Non-suicidal self-injury (NSSI) is an increasingly prevalent, clinically significant behavior in adolescents and can be associated with serious consequences for the afflicted person. Emotion regulation is considered its most frequent function. Because the symptoms of NSSI are common and cause impairment, it will be included in Section 3 disorders as a new disorder in the revised Diagnostic and Statistical Manual of Mental Disorders (DSM-5). So far, research has been conducted mostly with patients with borderline personality disorder (BPD) showing self-injurious behavior. Therefore, for this review the current state of research regarding emotion regulation, NSSI, and BPD in adolescents is presented. In particular, the authors focus on studies on facial emotion recognition and facial mimicry, as social interaction difficulties might be a result of not recognizing emotions in facial expressions and inadequate facial mimicry. Although clinical trials investigating the efficacy of psychological treatments for NSSI among adolescents are lacking, especially those targeting the capacity to cope with emotions, clinical implications of the improvement in implicit and explicit emotion regulation in the treatment of NSSI is discussed. Given the impact of emotion regulation skills on the effectiveness of psychotherapy, neurobiological and psychophysiological outcome variables should be included in clinical trials.
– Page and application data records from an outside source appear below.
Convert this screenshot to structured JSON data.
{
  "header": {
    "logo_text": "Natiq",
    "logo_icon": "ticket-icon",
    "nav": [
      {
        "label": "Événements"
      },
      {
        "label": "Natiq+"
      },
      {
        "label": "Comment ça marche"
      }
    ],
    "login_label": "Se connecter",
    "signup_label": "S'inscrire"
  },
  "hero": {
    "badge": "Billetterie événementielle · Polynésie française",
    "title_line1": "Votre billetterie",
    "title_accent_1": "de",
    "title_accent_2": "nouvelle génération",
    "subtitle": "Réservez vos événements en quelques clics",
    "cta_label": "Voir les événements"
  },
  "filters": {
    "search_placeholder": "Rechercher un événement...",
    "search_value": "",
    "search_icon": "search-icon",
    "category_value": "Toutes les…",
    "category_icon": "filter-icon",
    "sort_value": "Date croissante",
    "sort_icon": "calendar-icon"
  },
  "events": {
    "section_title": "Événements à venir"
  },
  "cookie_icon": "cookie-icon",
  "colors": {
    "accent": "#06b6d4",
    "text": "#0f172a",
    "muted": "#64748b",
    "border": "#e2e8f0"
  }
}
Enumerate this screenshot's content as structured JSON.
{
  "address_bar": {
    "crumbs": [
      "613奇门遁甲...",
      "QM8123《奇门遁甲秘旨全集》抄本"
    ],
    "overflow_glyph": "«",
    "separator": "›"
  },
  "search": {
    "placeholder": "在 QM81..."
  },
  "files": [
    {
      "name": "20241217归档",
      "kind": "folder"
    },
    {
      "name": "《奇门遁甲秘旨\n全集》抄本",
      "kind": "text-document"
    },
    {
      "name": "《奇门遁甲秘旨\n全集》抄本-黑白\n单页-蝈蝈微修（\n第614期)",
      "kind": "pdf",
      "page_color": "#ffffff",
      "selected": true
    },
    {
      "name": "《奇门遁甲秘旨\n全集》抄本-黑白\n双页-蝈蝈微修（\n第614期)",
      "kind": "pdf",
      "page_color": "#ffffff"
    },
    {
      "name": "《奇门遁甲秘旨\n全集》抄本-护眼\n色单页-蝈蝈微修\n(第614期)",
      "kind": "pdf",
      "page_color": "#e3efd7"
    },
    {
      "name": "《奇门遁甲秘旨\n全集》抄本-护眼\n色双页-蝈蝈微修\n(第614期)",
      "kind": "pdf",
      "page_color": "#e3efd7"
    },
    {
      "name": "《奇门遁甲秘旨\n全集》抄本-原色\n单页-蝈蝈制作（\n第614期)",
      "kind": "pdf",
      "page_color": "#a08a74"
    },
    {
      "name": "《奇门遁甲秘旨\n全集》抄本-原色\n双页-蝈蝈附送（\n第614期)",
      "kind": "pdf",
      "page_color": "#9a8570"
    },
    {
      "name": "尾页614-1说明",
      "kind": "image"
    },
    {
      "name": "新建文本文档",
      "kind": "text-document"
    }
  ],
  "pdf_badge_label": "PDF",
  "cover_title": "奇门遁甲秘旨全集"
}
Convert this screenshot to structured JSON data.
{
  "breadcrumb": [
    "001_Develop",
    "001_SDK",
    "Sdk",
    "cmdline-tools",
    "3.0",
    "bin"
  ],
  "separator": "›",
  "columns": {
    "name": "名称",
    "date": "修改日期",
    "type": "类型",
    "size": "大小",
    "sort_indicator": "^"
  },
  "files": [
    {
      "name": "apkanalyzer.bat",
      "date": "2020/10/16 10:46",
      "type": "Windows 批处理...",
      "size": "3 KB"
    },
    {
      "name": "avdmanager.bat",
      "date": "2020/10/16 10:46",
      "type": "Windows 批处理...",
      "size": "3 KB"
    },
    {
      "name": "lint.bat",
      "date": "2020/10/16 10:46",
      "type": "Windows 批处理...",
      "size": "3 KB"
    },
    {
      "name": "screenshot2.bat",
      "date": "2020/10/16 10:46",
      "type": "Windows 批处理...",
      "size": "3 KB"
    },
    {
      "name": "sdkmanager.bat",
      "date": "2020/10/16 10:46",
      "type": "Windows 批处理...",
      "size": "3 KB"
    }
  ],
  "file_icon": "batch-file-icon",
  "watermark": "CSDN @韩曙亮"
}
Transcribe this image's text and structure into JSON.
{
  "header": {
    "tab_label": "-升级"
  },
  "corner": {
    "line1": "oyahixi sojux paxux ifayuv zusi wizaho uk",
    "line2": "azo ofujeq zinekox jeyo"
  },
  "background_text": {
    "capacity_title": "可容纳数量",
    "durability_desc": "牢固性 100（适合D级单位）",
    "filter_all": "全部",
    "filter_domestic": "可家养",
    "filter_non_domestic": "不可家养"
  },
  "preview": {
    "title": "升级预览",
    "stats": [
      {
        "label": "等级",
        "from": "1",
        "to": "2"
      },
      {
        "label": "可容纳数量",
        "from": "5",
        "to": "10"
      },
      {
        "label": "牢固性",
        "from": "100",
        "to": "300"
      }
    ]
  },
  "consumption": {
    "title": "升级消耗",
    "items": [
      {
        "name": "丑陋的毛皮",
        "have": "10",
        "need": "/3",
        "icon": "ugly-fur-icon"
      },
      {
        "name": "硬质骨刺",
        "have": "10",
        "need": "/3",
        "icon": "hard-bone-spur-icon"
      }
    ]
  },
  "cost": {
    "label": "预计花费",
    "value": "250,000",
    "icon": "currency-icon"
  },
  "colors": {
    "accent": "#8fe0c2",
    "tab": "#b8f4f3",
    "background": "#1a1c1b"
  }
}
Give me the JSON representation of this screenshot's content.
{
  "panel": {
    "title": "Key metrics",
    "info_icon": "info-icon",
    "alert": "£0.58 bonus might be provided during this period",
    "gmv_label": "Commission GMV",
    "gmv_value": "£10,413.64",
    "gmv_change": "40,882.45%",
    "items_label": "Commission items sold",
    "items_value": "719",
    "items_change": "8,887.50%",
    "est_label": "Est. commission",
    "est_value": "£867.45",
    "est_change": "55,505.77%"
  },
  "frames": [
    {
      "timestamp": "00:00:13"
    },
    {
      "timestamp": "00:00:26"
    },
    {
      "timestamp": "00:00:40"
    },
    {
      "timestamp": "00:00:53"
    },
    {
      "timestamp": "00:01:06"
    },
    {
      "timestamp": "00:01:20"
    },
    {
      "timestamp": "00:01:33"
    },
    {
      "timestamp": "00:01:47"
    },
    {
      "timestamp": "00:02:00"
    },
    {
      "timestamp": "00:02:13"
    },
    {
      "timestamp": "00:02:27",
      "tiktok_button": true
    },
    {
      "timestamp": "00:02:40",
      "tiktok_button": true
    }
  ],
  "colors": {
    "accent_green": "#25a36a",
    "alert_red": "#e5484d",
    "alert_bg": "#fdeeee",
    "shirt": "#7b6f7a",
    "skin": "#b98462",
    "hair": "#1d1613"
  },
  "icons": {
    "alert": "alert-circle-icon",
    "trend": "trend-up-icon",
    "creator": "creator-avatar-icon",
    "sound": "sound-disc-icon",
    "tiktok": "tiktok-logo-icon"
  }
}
Twitter Demographics

The data shown below were collected from the profiles of 4 tweeters who shared this research output. Click here to find out more about how the information was compiled.

Mendeley readers

The data shown below were compiled from readership statistics for 188 Mendeley readers of this research output. Click here to see the associated Mendeley record.

Geographical breakdown

Country Count As %
Germany 1 <1%
Canada 1 <1%
Unknown 186 99%

Demographic breakdown

Readers by professional status Count As %
Student > Ph. D. Student 37 20%
Student > Bachelor 29 15%
Student > Master 24 13%
Researcher 23 12%
Student > Doctoral Student 14 7%
Other 36 19%
Unknown 25 13%
Readers by discipline Count As %
Psychology 103 55%
Medicine and Dentistry 18 10%
Social Sciences 9 5%
Neuroscience 5 3%
Nursing and Health Professions 5 3%
Other 19 10%
Unknown 29 15%

Attention Score in Context

This research output has an Altmetric Attention Score of 3. This is our high-level measure of the quality and quantity of online attention that it has received. This Attention Score, as well as the ranking and number of research outputs shown below, was calculated when the research output was last mentioned on 23 April 2013.
All research outputs
#3,334,800
of 8,025,465 outputs
Outputs from Child and Adolescent Psychiatry and Mental Health
#138
of 309 outputs
Outputs of similar age
#40,541
of 116,520 outputs
Outputs of similar age from Child and Adolescent Psychiatry and Mental Health
#7
of 13 outputs
Altmetric has tracked 8,025,465 research outputs across all sources so far. This one has received more attention than most of these and is in the 57th percentile.
So far Altmetric has tracked 309 research outputs from this source. They receive a mean Attention Score of 3.9. This one has gotten more attention than average, scoring higher than 52% of its peers.
Older research outputs will score higher simply because they've had more time to accumulate mentions. To account for age we can compare this Altmetric Attention Score to the 116,520 tracked outputs that were published within six weeks on either side of this one in any source. This one has gotten more attention than average, scoring higher than 64% of its contemporaries.
We're also able to compare this research output to 13 others from the same source and published within six weeks on either side of this one. This one is in the 46th percentile – i.e., 46% of its contemporaries scored the same or lower than it.